Work task:
Write out the entire listing exactly, so that each line matches the original.

Materials provided:
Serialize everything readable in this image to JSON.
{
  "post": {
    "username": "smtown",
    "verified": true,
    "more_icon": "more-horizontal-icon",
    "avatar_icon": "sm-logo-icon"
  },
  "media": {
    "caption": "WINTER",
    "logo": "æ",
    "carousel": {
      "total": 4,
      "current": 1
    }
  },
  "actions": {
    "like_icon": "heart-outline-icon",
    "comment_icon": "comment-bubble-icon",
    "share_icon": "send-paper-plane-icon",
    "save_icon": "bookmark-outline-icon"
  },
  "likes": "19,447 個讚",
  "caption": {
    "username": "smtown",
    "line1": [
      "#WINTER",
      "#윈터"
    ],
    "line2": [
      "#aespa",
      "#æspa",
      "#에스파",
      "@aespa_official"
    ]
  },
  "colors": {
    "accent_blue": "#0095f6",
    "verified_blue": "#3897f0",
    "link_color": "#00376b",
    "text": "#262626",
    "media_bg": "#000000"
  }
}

Answer for the task:
Serialize everything readable in this image to JSON.
{
  "post": {
    "username": "smtown",
    "verified": true,
    "more_icon": "more-horizontal-icon",
    "avatar_icon": "sm-logo-icon"
  },
  "media": {
    "caption": "WINTER",
    "logo": "æ",
    "carousel": {
      "total": 4,
      "current": 1
    }
  },
  "actions": {
    "like_icon": "heart-outline-icon",
    "comment_icon": "comment-bubble-icon",
    "share_icon": "send-paper-plane-icon",
    "save_icon": "bookmark-outline-icon"
  },
  "likes": "19,447 個讚",
  "caption": {
    "username": "smtown",
    "line1": [
      "#WINTER",
      "#윈터"
    ],
    "line2": [
      "#aespa",
      "#æspa",
      "#에스파",
      "@aespa_official"
    ]
  },
  "colors": {
    "accent_blue": "#0095f6",
    "verified_blue": "#3897f0",
    "link_color": "#00376b",
    "text": "#262626",
    "media_bg": "#000000"
  }
}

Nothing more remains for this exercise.